It's no secret that men and women differ when it comes to matters of the emotional heart, but Dr. Oz says that misdiagnosing the physical heart is fairly common. In fact, he says 50 percent of people having a heart attack won't have typical chest pains. "Women especially, but men as well, [can have] no pain of any kind," he says.

When women like Shirley have heart trouble, Dr. Oz says they have different symptoms than their male counterparts. "Most men having a heart attack have shortness of breath, break out into cold sweats and feel severe pain or discomfort in their upper body," he says. "One-third of women feel no discomfort in their chest, which can cause them to wait longer to go to the emergency room."

Dr. Oz says women who are having a heart attack may feel shortness of breath, weakness, flu-like symptoms, indigestion and nausea. If you think you might be having a heart attack, Dr. Oz recommends calling 911 immediately.
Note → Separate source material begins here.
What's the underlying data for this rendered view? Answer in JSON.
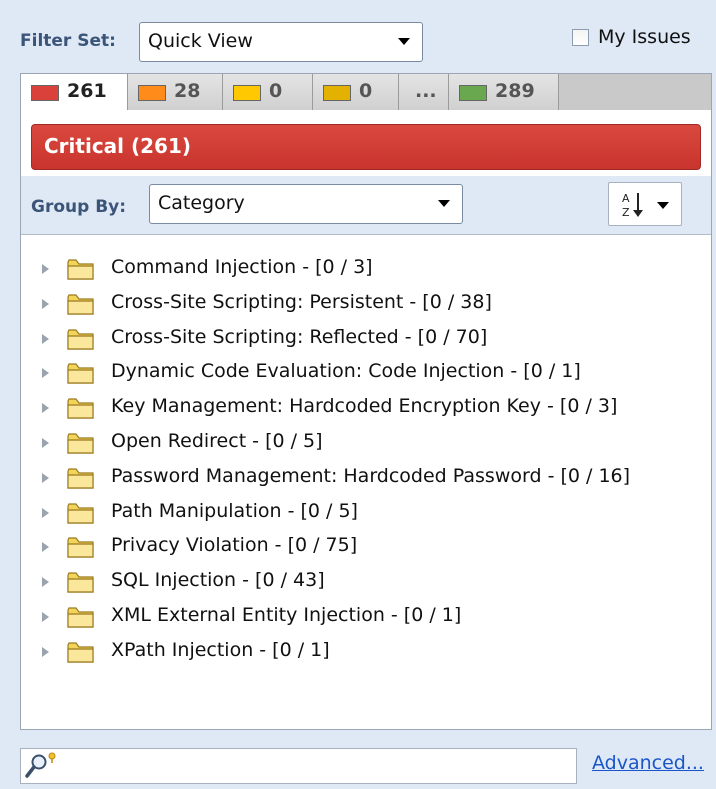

As a reminder, always consult your doctor for medical advice and treatment before starting any program.